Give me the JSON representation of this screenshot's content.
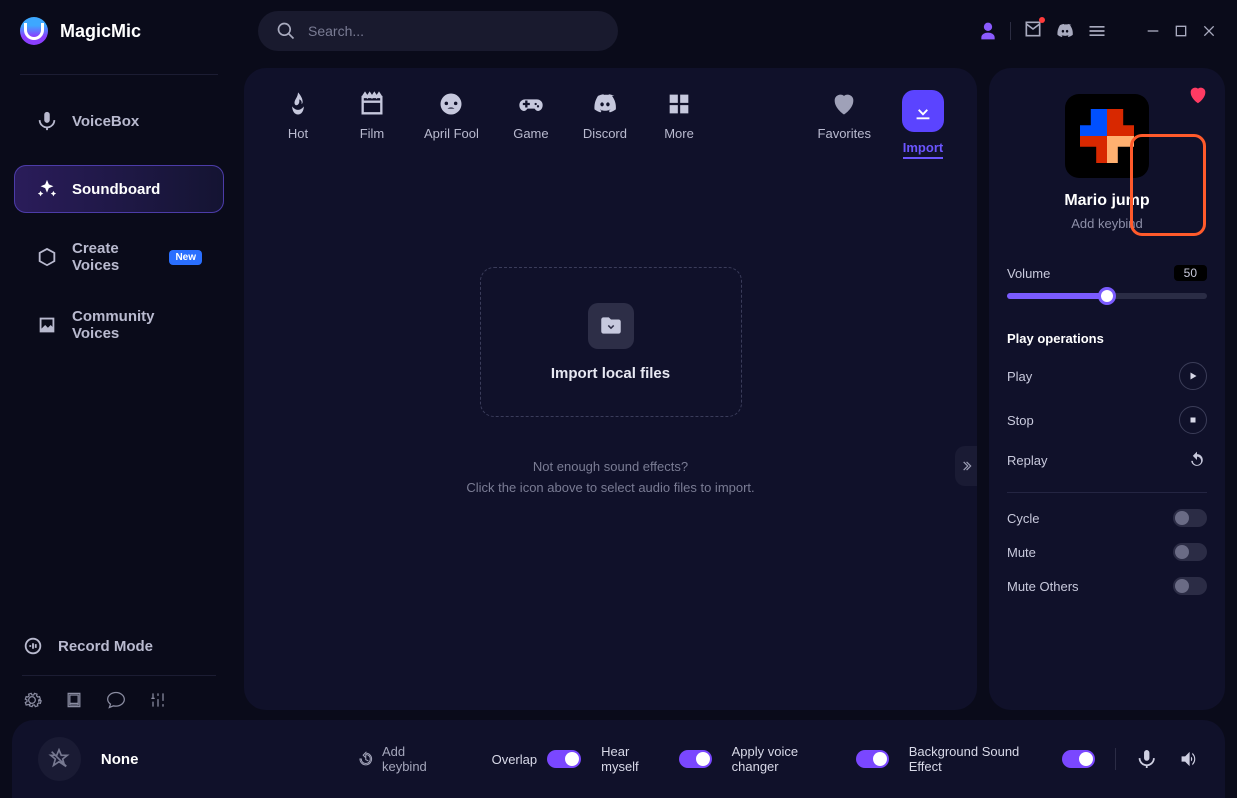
{
  "app": {
    "name": "MagicMic"
  },
  "search": {
    "placeholder": "Search..."
  },
  "sidebar": {
    "items": [
      {
        "label": "VoiceBox"
      },
      {
        "label": "Soundboard"
      },
      {
        "label": "Create Voices",
        "badge": "New"
      },
      {
        "label": "Community Voices"
      }
    ],
    "record": "Record Mode"
  },
  "categories": {
    "hot": "Hot",
    "film": "Film",
    "april_fool": "April Fool",
    "game": "Game",
    "discord": "Discord",
    "more": "More",
    "favorites": "Favorites",
    "import": "Import"
  },
  "dropzone": {
    "title": "Import local files",
    "hint1": "Not enough sound effects?",
    "hint2": "Click the icon above to select audio files to import."
  },
  "panel": {
    "sound_name": "Mario jump",
    "add_keybind": "Add keybind",
    "volume_label": "Volume",
    "volume_value": "50",
    "section_title": "Play operations",
    "ops": {
      "play": "Play",
      "stop": "Stop",
      "replay": "Replay"
    },
    "toggles": {
      "cycle": "Cycle",
      "mute": "Mute",
      "mute_others": "Mute Others"
    }
  },
  "footer": {
    "effect": "None",
    "add_keybind": "Add keybind",
    "overlap": "Overlap",
    "hear_myself": "Hear myself",
    "apply_vc": "Apply voice changer",
    "bg_sound": "Background Sound Effect"
  }
}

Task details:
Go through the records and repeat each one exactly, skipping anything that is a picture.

Result of this task:
Give me the JSON representation of this screenshot's content.
{
  "app": {
    "name": "MagicMic"
  },
  "search": {
    "placeholder": "Search..."
  },
  "sidebar": {
    "items": [
      {
        "label": "VoiceBox"
      },
      {
        "label": "Soundboard"
      },
      {
        "label": "Create Voices",
        "badge": "New"
      },
      {
        "label": "Community Voices"
      }
    ],
    "record": "Record Mode"
  },
  "categories": {
    "hot": "Hot",
    "film": "Film",
    "april_fool": "April Fool",
    "game": "Game",
    "discord": "Discord",
    "more": "More",
    "favorites": "Favorites",
    "import": "Import"
  },
  "dropzone": {
    "title": "Import local files",
    "hint1": "Not enough sound effects?",
    "hint2": "Click the icon above to select audio files to import."
  },
  "panel": {
    "sound_name": "Mario jump",
    "add_keybind": "Add keybind",
    "volume_label": "Volume",
    "volume_value": "50",
    "section_title": "Play operations",
    "ops": {
      "play": "Play",
      "stop": "Stop",
      "replay": "Replay"
    },
    "toggles": {
      "cycle": "Cycle",
      "mute": "Mute",
      "mute_others": "Mute Others"
    }
  },
  "footer": {
    "effect": "None",
    "add_keybind": "Add keybind",
    "overlap": "Overlap",
    "hear_myself": "Hear myself",
    "apply_vc": "Apply voice changer",
    "bg_sound": "Background Sound Effect"
  }
}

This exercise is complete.